_Task to complete_
Go through the listing below and list every line with "name".

** Records shown follows **

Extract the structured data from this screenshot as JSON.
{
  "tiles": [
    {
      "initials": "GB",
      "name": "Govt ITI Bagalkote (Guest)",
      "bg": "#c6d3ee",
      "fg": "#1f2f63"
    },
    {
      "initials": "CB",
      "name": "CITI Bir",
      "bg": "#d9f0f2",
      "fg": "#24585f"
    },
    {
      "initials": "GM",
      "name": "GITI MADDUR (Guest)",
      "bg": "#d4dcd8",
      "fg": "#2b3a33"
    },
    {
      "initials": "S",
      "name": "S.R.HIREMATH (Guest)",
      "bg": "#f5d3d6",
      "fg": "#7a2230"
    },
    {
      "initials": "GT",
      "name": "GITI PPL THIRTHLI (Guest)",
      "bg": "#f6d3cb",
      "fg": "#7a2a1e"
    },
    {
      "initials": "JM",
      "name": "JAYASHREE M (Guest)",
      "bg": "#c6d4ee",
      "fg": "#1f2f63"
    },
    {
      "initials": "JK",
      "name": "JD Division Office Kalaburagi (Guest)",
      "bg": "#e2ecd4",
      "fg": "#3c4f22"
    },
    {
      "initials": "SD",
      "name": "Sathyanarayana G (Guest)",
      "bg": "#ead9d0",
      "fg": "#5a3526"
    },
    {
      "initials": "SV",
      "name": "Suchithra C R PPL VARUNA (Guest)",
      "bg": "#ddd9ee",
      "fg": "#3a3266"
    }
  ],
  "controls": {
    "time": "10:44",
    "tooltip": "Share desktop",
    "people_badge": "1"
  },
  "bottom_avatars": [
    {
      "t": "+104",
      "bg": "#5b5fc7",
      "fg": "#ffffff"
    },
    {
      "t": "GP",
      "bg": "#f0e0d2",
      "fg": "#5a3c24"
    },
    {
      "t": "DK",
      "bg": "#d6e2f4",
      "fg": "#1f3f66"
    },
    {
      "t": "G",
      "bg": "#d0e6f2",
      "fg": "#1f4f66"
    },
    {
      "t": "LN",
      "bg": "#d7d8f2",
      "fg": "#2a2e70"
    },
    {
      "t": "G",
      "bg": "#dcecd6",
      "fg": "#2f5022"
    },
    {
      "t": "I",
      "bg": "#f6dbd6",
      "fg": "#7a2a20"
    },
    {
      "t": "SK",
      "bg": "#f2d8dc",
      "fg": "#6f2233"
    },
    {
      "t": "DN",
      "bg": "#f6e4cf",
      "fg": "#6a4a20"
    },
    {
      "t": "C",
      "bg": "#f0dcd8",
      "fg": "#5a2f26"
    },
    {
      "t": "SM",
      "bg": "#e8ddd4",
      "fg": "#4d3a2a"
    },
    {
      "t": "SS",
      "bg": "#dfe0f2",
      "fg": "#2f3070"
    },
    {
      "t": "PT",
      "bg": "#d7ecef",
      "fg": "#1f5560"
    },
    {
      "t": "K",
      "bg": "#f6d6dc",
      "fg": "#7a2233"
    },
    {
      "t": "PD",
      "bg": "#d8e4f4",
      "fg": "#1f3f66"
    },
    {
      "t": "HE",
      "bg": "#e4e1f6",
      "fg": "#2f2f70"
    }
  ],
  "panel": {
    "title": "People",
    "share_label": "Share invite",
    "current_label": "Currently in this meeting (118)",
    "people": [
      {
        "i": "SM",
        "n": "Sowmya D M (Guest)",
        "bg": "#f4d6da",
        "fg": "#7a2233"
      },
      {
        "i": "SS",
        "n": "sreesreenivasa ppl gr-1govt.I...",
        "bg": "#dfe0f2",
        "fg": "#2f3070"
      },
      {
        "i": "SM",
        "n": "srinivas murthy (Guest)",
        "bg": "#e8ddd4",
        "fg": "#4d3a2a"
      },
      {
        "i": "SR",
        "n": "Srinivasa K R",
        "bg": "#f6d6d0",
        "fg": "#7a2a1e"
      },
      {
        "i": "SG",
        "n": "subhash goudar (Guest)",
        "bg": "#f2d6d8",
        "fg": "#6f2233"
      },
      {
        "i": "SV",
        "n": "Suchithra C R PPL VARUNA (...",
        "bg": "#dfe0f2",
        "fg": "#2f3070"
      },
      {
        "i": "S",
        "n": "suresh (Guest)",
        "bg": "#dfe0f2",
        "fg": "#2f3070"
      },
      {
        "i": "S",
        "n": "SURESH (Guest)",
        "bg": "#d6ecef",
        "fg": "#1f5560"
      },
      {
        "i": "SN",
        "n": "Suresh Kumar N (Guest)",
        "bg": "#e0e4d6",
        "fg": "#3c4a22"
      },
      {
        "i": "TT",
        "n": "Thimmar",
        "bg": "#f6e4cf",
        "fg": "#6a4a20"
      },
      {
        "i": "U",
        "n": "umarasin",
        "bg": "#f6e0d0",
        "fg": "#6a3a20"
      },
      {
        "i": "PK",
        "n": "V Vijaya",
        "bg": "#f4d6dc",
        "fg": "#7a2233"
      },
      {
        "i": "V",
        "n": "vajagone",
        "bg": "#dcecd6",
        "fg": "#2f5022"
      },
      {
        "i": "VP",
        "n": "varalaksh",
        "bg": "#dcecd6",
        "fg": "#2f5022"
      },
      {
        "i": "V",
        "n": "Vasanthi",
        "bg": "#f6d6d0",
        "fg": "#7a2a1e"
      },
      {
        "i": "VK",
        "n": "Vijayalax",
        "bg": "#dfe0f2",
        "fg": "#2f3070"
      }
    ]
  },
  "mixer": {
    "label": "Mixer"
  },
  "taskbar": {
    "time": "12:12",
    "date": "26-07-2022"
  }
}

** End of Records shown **
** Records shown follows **

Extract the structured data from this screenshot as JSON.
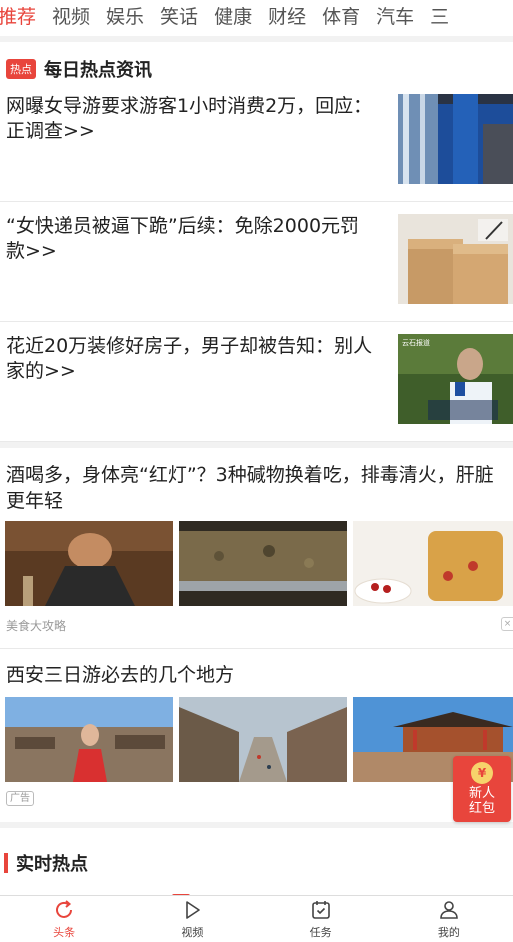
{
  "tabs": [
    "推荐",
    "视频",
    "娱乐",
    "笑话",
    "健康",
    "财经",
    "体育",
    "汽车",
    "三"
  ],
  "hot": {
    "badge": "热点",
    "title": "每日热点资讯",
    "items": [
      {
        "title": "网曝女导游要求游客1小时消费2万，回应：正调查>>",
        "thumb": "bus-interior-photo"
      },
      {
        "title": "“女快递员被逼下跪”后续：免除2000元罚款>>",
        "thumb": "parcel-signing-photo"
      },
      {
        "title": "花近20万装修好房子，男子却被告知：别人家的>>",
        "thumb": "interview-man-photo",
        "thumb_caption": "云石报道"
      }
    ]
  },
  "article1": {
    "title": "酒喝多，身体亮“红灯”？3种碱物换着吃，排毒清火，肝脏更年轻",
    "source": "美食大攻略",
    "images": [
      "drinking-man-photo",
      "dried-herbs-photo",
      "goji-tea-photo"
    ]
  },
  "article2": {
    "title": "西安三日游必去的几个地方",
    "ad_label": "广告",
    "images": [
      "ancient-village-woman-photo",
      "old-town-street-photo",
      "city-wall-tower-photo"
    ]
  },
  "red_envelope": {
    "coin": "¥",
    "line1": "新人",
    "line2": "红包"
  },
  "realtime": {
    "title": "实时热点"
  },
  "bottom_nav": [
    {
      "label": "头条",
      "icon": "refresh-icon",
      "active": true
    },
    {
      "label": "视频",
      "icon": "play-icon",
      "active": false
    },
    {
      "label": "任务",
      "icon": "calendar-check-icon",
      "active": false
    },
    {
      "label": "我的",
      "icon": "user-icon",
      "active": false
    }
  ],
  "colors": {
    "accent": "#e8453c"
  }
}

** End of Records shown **

_Reply to the task_
      "name": "Govt ITI Bagalkote (Guest)",
      "name": "CITI Bir",
      "name": "GITI MADDUR (Guest)",
      "name": "S.R.HIREMATH (Guest)",
      "name": "GITI PPL THIRTHLI (Guest)",
      "name": "JAYASHREE M (Guest)",
      "name": "JD Division Office Kalaburagi (Guest)",
      "name": "Sathyanarayana G (Guest)",
      "name": "Suchithra C R PPL VARUNA (Guest)",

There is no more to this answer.